“Surely this progression – from the divine nature’s infinite source, through God’s gnosis of himself, to the “conversion” of that recognition into delighted love, into agape – is a description of how the one God, even in his infinite simplicity, eternally conceives his equally infinite image, knowing himself perfectly in his Logos, and so eternally “wills” himself an equally infinite love, so completing his Trinitarian life in the movement of the Spirit.”
Knowledge and love, logos and agape if you will, are the communal acts of God. Through self-knowledge and self-love (in the words of Gregory of Nyssa about whom the article is written “He desires what he possesses, and possesses what he desires”) each Person not only knows Itself and loves Itself but knows the Others, without qualification, and loves the Others, without qualification. In so doing, every movement, every aspect of His being, every inclination of His nature is a total unity which is utterly indivisible.

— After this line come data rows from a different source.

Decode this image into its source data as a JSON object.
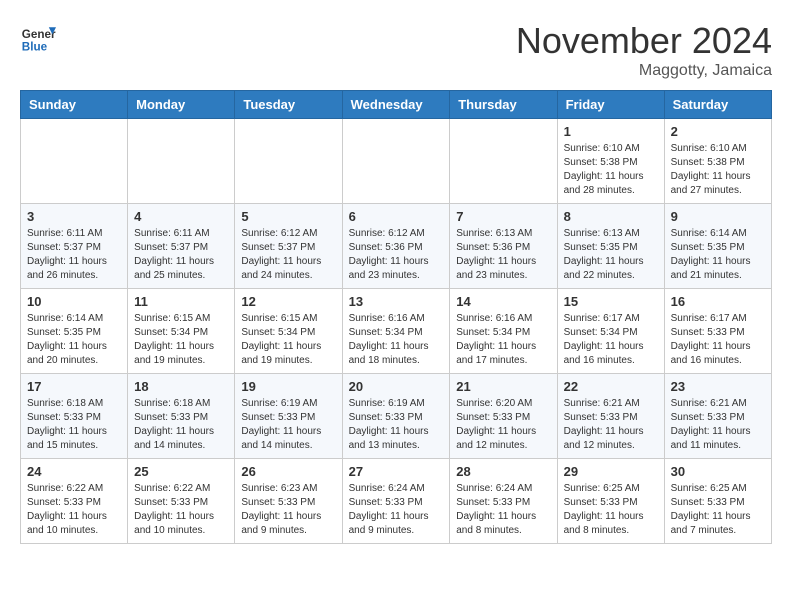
{
  "header": {
    "logo_line1": "General",
    "logo_line2": "Blue",
    "month": "November 2024",
    "location": "Maggotty, Jamaica"
  },
  "weekdays": [
    "Sunday",
    "Monday",
    "Tuesday",
    "Wednesday",
    "Thursday",
    "Friday",
    "Saturday"
  ],
  "weeks": [
    [
      {
        "day": "",
        "info": ""
      },
      {
        "day": "",
        "info": ""
      },
      {
        "day": "",
        "info": ""
      },
      {
        "day": "",
        "info": ""
      },
      {
        "day": "",
        "info": ""
      },
      {
        "day": "1",
        "info": "Sunrise: 6:10 AM\nSunset: 5:38 PM\nDaylight: 11 hours\nand 28 minutes."
      },
      {
        "day": "2",
        "info": "Sunrise: 6:10 AM\nSunset: 5:38 PM\nDaylight: 11 hours\nand 27 minutes."
      }
    ],
    [
      {
        "day": "3",
        "info": "Sunrise: 6:11 AM\nSunset: 5:37 PM\nDaylight: 11 hours\nand 26 minutes."
      },
      {
        "day": "4",
        "info": "Sunrise: 6:11 AM\nSunset: 5:37 PM\nDaylight: 11 hours\nand 25 minutes."
      },
      {
        "day": "5",
        "info": "Sunrise: 6:12 AM\nSunset: 5:37 PM\nDaylight: 11 hours\nand 24 minutes."
      },
      {
        "day": "6",
        "info": "Sunrise: 6:12 AM\nSunset: 5:36 PM\nDaylight: 11 hours\nand 23 minutes."
      },
      {
        "day": "7",
        "info": "Sunrise: 6:13 AM\nSunset: 5:36 PM\nDaylight: 11 hours\nand 23 minutes."
      },
      {
        "day": "8",
        "info": "Sunrise: 6:13 AM\nSunset: 5:35 PM\nDaylight: 11 hours\nand 22 minutes."
      },
      {
        "day": "9",
        "info": "Sunrise: 6:14 AM\nSunset: 5:35 PM\nDaylight: 11 hours\nand 21 minutes."
      }
    ],
    [
      {
        "day": "10",
        "info": "Sunrise: 6:14 AM\nSunset: 5:35 PM\nDaylight: 11 hours\nand 20 minutes."
      },
      {
        "day": "11",
        "info": "Sunrise: 6:15 AM\nSunset: 5:34 PM\nDaylight: 11 hours\nand 19 minutes."
      },
      {
        "day": "12",
        "info": "Sunrise: 6:15 AM\nSunset: 5:34 PM\nDaylight: 11 hours\nand 19 minutes."
      },
      {
        "day": "13",
        "info": "Sunrise: 6:16 AM\nSunset: 5:34 PM\nDaylight: 11 hours\nand 18 minutes."
      },
      {
        "day": "14",
        "info": "Sunrise: 6:16 AM\nSunset: 5:34 PM\nDaylight: 11 hours\nand 17 minutes."
      },
      {
        "day": "15",
        "info": "Sunrise: 6:17 AM\nSunset: 5:34 PM\nDaylight: 11 hours\nand 16 minutes."
      },
      {
        "day": "16",
        "info": "Sunrise: 6:17 AM\nSunset: 5:33 PM\nDaylight: 11 hours\nand 16 minutes."
      }
    ],
    [
      {
        "day": "17",
        "info": "Sunrise: 6:18 AM\nSunset: 5:33 PM\nDaylight: 11 hours\nand 15 minutes."
      },
      {
        "day": "18",
        "info": "Sunrise: 6:18 AM\nSunset: 5:33 PM\nDaylight: 11 hours\nand 14 minutes."
      },
      {
        "day": "19",
        "info": "Sunrise: 6:19 AM\nSunset: 5:33 PM\nDaylight: 11 hours\nand 14 minutes."
      },
      {
        "day": "20",
        "info": "Sunrise: 6:19 AM\nSunset: 5:33 PM\nDaylight: 11 hours\nand 13 minutes."
      },
      {
        "day": "21",
        "info": "Sunrise: 6:20 AM\nSunset: 5:33 PM\nDaylight: 11 hours\nand 12 minutes."
      },
      {
        "day": "22",
        "info": "Sunrise: 6:21 AM\nSunset: 5:33 PM\nDaylight: 11 hours\nand 12 minutes."
      },
      {
        "day": "23",
        "info": "Sunrise: 6:21 AM\nSunset: 5:33 PM\nDaylight: 11 hours\nand 11 minutes."
      }
    ],
    [
      {
        "day": "24",
        "info": "Sunrise: 6:22 AM\nSunset: 5:33 PM\nDaylight: 11 hours\nand 10 minutes."
      },
      {
        "day": "25",
        "info": "Sunrise: 6:22 AM\nSunset: 5:33 PM\nDaylight: 11 hours\nand 10 minutes."
      },
      {
        "day": "26",
        "info": "Sunrise: 6:23 AM\nSunset: 5:33 PM\nDaylight: 11 hours\nand 9 minutes."
      },
      {
        "day": "27",
        "info": "Sunrise: 6:24 AM\nSunset: 5:33 PM\nDaylight: 11 hours\nand 9 minutes."
      },
      {
        "day": "28",
        "info": "Sunrise: 6:24 AM\nSunset: 5:33 PM\nDaylight: 11 hours\nand 8 minutes."
      },
      {
        "day": "29",
        "info": "Sunrise: 6:25 AM\nSunset: 5:33 PM\nDaylight: 11 hours\nand 8 minutes."
      },
      {
        "day": "30",
        "info": "Sunrise: 6:25 AM\nSunset: 5:33 PM\nDaylight: 11 hours\nand 7 minutes."
      }
    ]
  ]
}
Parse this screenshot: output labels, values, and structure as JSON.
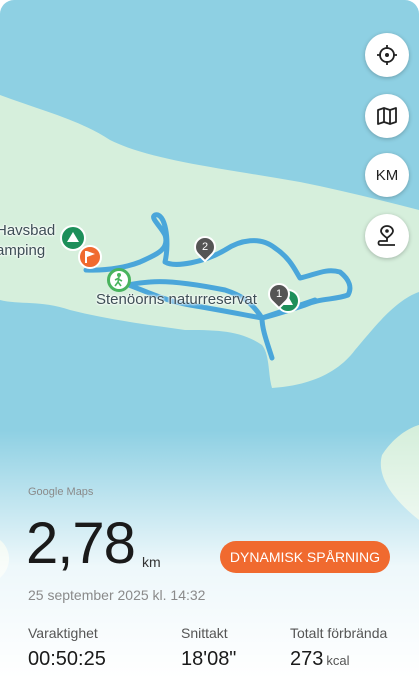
{
  "map": {
    "controls": [
      {
        "name": "locate-button",
        "icon": "crosshair-icon"
      },
      {
        "name": "map-layers-button",
        "icon": "map-icon"
      },
      {
        "name": "units-button",
        "label": "KM"
      },
      {
        "name": "route-button",
        "icon": "route-icon"
      }
    ],
    "labels": {
      "camping_line1": "Havsbad",
      "camping_line2": "amping",
      "reserve": "Stenöorns naturreservat"
    },
    "markers": {
      "waypoint_1": "1",
      "waypoint_2": "2"
    },
    "colors": {
      "water": "#8ed0e3",
      "land": "#d6efdc",
      "route": "#4aa6da",
      "camping": "#1d8f5a",
      "flag": "#f06a2f",
      "walker": "#49b35e"
    }
  },
  "stats": {
    "attribution": "Google Maps",
    "distance": "2,78",
    "distance_unit": "km",
    "tracking_button": "DYNAMISK SPÅRNING",
    "date": "25 september 2025 kl. 14:32",
    "duration_label": "Varaktighet",
    "duration_value": "00:50:25",
    "pace_label": "Snittakt",
    "pace_value": "18'08\"",
    "calories_label": "Totalt förbrända",
    "calories_value": "273",
    "calories_unit": "kcal"
  }
}
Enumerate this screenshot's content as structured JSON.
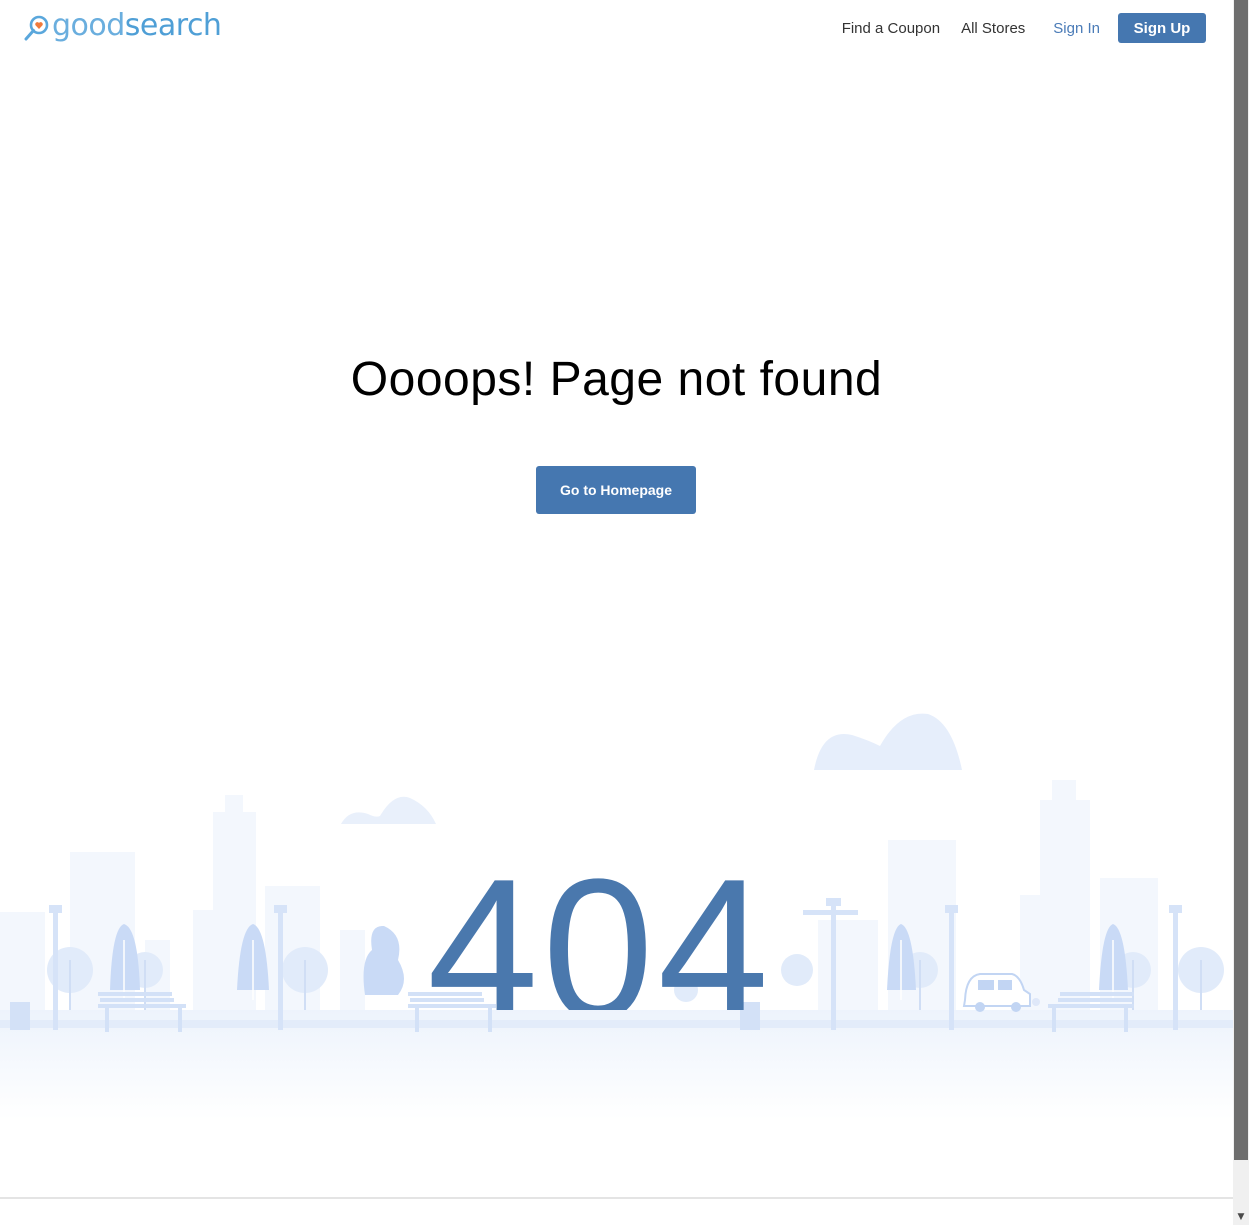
{
  "header": {
    "logo": {
      "part1": "good",
      "part2": "search",
      "icon": "magnifier-heart-icon"
    },
    "nav": {
      "find_coupon": "Find a Coupon",
      "all_stores": "All Stores",
      "sign_in": "Sign In",
      "sign_up": "Sign Up"
    }
  },
  "main": {
    "title": "Oooops! Page not found",
    "home_button": "Go to Homepage",
    "error_code": "404"
  },
  "colors": {
    "brand_blue": "#4577b0",
    "logo_blue": "#5aa7dc",
    "illustration_light": "#e9f0fb",
    "illustration_mid": "#c8d9f5"
  },
  "scrollbar": {
    "up_icon": "arrow-up-icon",
    "down_icon": "arrow-down-icon"
  }
}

For where there is no distinction of will or knowledge, and where the “aporia that theology much inevitably confront” is solved by seeing God “in terms of the order of relations that distinguish the Persons from one another ‘causally’”, we are left with a totally satisfying, though no less incomprehensible, picture of God.
While still beyond human conception, while still necessitating that we stop before God in silent recognition of our ignorance and insufficiency, this revelation is not totally without merit. For not only can we use humanity’s psychology and society as analogies for God’s unity and community, but we can also reap the psycho-social benefits of understanding what separates our nature from closer analogy to God: namely imperfect knowledge of self and others, and imperfect love of self and others. Human psychology is strewn with the victims of inadequate self-knowledge and self-esteem (or love), and certainly every mental health professional would encourage people to develop both a healthy love of self and a healthy knowledge of one’s own person. Yet, do we ever think that in doing so, we better embody the image of God and more closely mimic what it is to people transformed into his Incarnate Image? The same applies for society. How often do we hear it preached how far a little understanding of one’s neighbor can go towards a peaceful, harmonious, and productive society? Nowhere do I hear, however, about how making the effort to know one another is actually pursuit of divinity, which itself is the perfect exemplar of what it means for Persons to be in fully disclosed harmony with one another.
So while the sinfulness of humanity and the limitations of our nature will always prevent any dramatic ascent towards the divine nature, the perfectness of that nature understood through the ineffably distant analogy of what we know of our own nature (created as it is in His image) can serve as a motivator for the personal and interpersonal transformation of God’s people into God’s likeness. I will leave you with a final quote from Dr. Hart, who clearly expresses his thoughts better than I do:
“We waver between these two analogical orders at an infinite distance from their supereminent truth; and obviously the orders are not separate: knowledge and love of neighbour fulfill the soul’s velleity towards the world, and so grant each of us that internally constituted ‘self’ that exists only through an engagement with a world of others…”